The movie was directed by the Australian filmmaker Simon Stone, with Ralph Fiennes playing Basil Brown, Lily James as archeologist Peggy Preston, and Carey Mulligan plays Edith Pretty who owned the land at Sutton Hoo. The film will tell the story of the relationship between, and what happened to, archaeologist Brown and Pretty as they together uncovered Suffolk’s greatest historical treasure, and one of the most significant in all of England.
A Virtual Library Of 6th And 7th Century AD England
The discovery at Sutton Hoo comprises two early medieval cemeteries that date from the 6th to 7th centuries AD and both sites are located close to the River Deben estuary.
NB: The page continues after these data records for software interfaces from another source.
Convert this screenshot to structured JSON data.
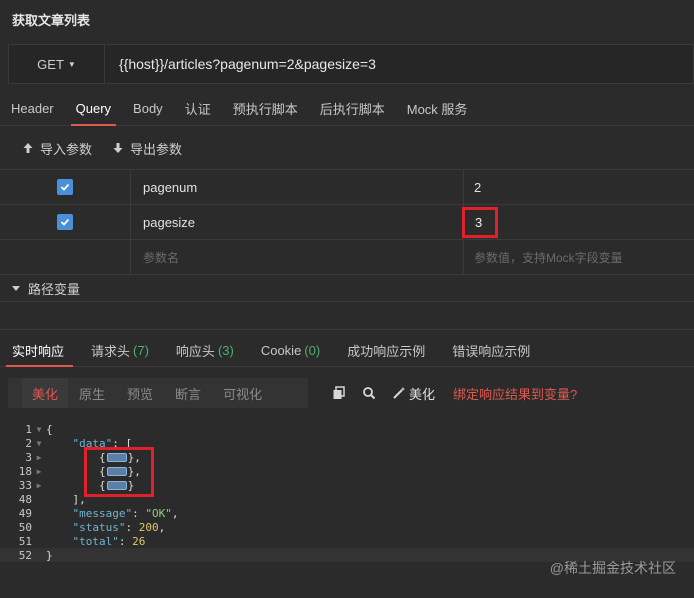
{
  "page_title": "获取文章列表",
  "request": {
    "method": "GET",
    "url": "{{host}}/articles?pagenum=2&pagesize=3"
  },
  "request_tabs": [
    {
      "label": "Header"
    },
    {
      "label": "Query"
    },
    {
      "label": "Body"
    },
    {
      "label": "认证"
    },
    {
      "label": "预执行脚本"
    },
    {
      "label": "后执行脚本"
    },
    {
      "label": "Mock 服务"
    }
  ],
  "param_actions": {
    "import": "导入参数",
    "export": "导出参数"
  },
  "params": [
    {
      "key": "pagenum",
      "value": "2"
    },
    {
      "key": "pagesize",
      "value": "3"
    }
  ],
  "param_placeholders": {
    "key": "参数名",
    "value": "参数值，支持Mock字段变量"
  },
  "path_vars_label": "路径变量",
  "response_tabs": [
    {
      "label": "实时响应",
      "count": ""
    },
    {
      "label": "请求头",
      "count": "(7)"
    },
    {
      "label": "响应头",
      "count": "(3)"
    },
    {
      "label": "Cookie",
      "count": "(0)"
    },
    {
      "label": "成功响应示例",
      "count": ""
    },
    {
      "label": "错误响应示例",
      "count": ""
    }
  ],
  "view_modes": [
    "美化",
    "原生",
    "预览",
    "断言",
    "可视化"
  ],
  "toolbar": {
    "beautify": "美化",
    "bind_result": "绑定响应结果到变量?"
  },
  "code_lines": [
    {
      "num": "1",
      "fold": "▼"
    },
    {
      "num": "2",
      "fold": "▼"
    },
    {
      "num": "3",
      "fold": "▶"
    },
    {
      "num": "18",
      "fold": "▶"
    },
    {
      "num": "33",
      "fold": "▶"
    },
    {
      "num": "48",
      "fold": ""
    },
    {
      "num": "49",
      "fold": ""
    },
    {
      "num": "50",
      "fold": ""
    },
    {
      "num": "51",
      "fold": ""
    },
    {
      "num": "52",
      "fold": ""
    }
  ],
  "code_tokens": {
    "open_brace": "{",
    "data_key": "\"data\"",
    "colon_bracket": ": [",
    "item_open": "{",
    "item_close_comma": "},",
    "item_close": "}",
    "close_bracket": "],",
    "message_key": "\"message\"",
    "message_val": "\"OK\"",
    "status_key": "\"status\"",
    "status_val": "200",
    "total_key": "\"total\"",
    "total_val": "26",
    "close_brace": "}"
  },
  "watermark": "@稀土掘金技术社区",
  "colors": {
    "accent": "#e0584f",
    "checkbox": "#4a8fd9",
    "highlight": "#e0212b",
    "count": "#4fae6b"
  }
}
Approximately 20 earthen mounds break an otherwise flat horizon when viewed from the opposite bank and most Norse scholars believe the ruler buried onboard the ship was Rædwald of East Anglia. The reason this discovery is so important is because it tells volumes about the Anglo-Saxon kingdom of East Anglia, and the early Anglo-Saxon period in general.
Two identical shoulder-clasps from the Sutton Hoo ship burial on display at the British Museum. (Jononmac46 / CC BY-SA 3.0)
Besides the famous ceremonial helmet, a stash of artifacts and treasures was also discovered within the ship burial chamber. Archaeologists discovered a suit of fine metalwork dress fittings made from gold and gems. A sword and shield were buried with the powerful ruler to assist his voyage into the afterlife, and so was a lyre and a rare ornate silver plate that was made in the Byzantine Empire.
An article about the new Sutton Hoo movie in The Express says the Hutton Soo collection is “the greatest treasure ever found on English soil” and at the time it was discovered it was valued around £50,000, or 3.7 million euros today (4.5 million dollars).
An image of the buried Sutton Hoo grave ship revealed during excavations in 1939 AD. (Harold John Phillips / Public domain)
“The Dig” will be available on Netflix on January 29, and here’s hoping it will be true to the well documented story told by John Preston in his 2007 book. His book was commended for its faithful retelling of the circumstances associated with archaeologists Basil Brown and Edith Pretty’s life changing discovery of the greatest historical treasure discovered in England.
Top image: The first trailer for The Dig about the Sutton Hoo treasure hoard, filmed in Suffolk, has been released. Source: Larry Horricks / Netflix
By Ashley Cowie